A slot is a thin opening or groove in something. It can be found in a door, a drawer, or even in a piece of wood. People use slots to store items and to allow them to pass through. For example, people can put letters and postcards through a mail slot in a door. They can also find them in machines, such as slot machines at casinos and arcades. People can also make money from them by playing them. Some people even earn comps from slots by putting in a lot of playtime.
There are many different types of slot games. Some have a fixed number of paylines, while others offer players the option to choose how many paylines they want to run during a game. Generally speaking, the more paylines you activate, the higher your chances of winning. However, you should be aware that many slot games also have bonus features and rules, which can change how much you win.
Most slot machines have a theme and symbols that are aligned with it. For instance, they might have images of fruit or stylized lucky sevens. Some machines are themed after a particular location or character, while others are based on television shows or movies. When choosing a slot machine, you should look at its payback percentage and win frequency. This will help you decide if it’s worth your time and money.
In football, the slot receiver position is a critical part of an offense. These receivers are typically shorter and faster than wide receivers, and they must have good speed to beat coverage from defenders.
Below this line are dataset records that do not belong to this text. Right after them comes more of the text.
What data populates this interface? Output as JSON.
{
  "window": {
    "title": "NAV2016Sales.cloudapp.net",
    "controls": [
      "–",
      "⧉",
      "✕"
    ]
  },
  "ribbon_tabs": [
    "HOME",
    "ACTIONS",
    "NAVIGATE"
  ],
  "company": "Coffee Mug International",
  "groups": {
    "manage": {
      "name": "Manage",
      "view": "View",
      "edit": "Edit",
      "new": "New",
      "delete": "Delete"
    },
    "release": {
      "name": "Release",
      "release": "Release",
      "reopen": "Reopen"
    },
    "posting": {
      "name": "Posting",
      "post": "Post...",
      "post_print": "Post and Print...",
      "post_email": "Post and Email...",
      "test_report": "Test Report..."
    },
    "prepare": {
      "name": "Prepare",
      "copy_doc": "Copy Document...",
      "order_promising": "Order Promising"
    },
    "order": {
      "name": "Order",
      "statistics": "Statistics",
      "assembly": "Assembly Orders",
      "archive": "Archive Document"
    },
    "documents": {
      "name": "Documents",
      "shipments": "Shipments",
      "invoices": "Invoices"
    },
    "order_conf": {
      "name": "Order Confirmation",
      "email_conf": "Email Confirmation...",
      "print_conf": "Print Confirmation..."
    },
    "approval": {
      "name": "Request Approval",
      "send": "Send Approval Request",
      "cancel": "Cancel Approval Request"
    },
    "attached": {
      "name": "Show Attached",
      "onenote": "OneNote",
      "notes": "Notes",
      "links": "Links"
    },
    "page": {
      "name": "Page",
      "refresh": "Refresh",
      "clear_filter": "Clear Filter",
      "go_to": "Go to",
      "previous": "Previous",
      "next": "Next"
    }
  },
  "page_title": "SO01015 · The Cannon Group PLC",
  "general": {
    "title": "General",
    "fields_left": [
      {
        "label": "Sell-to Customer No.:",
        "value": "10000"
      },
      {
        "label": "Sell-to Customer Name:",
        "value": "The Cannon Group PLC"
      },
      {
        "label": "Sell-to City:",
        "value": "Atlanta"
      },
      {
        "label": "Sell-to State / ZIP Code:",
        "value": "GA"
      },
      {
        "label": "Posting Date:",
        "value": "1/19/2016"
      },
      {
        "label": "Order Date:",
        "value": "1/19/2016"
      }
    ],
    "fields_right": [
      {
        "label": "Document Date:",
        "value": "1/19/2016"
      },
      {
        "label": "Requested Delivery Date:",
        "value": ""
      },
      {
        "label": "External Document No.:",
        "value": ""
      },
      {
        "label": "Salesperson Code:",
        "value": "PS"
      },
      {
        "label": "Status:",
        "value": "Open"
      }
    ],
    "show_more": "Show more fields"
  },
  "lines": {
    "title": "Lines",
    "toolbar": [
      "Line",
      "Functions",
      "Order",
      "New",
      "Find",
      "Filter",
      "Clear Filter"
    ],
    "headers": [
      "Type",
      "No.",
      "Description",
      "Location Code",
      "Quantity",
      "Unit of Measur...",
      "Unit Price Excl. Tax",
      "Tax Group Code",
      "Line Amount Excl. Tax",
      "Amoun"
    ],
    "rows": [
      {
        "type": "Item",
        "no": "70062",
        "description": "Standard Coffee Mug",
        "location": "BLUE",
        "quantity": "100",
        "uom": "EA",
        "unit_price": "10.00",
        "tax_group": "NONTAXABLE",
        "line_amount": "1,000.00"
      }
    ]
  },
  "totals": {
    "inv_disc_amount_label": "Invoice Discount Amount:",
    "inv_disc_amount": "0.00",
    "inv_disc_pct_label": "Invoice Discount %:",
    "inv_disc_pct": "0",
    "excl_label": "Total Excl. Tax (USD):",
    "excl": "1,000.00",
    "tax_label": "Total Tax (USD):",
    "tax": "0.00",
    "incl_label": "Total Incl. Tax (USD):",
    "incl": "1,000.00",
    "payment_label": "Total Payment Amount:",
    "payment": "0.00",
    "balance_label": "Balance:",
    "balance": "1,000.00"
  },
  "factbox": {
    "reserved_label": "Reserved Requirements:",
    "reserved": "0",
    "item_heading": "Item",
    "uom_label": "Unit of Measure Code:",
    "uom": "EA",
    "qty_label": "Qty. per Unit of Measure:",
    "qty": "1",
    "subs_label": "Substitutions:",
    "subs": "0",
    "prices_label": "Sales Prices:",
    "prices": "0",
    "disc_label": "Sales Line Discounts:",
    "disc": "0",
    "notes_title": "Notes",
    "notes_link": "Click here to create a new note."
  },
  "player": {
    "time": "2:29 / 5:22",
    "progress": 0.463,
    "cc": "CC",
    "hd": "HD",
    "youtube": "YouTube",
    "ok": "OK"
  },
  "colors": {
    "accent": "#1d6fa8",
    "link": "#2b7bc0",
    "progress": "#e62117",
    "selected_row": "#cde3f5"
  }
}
They are also often used in running plays, such as sweeps and slants.
During the early days of slot machines, they were mechanical devices that required a coin to operate. As technology progressed, manufacturers began using electromechanical components and eventually developed the first fully electronic machines. In 1963, Bally launched the Money Honey slot machine, which had a bottomless hopper and automatic payouts. The machine had 22 symbols, allowing 10,648 combinations.
With microprocessors now ubiquitous, the computers inside modern slot machines can assign a different probability to each symbol on each reel. This allows them to appear more frequently to the player than they would if the symbols were evenly distributed on each physical reel. In addition, the computer can program each stop on the reel to be more or less likely than other stops. This means that, to the player, it may seem as though a certain symbol is “so close,” whereas in reality, the odds of it appearing are actually quite low.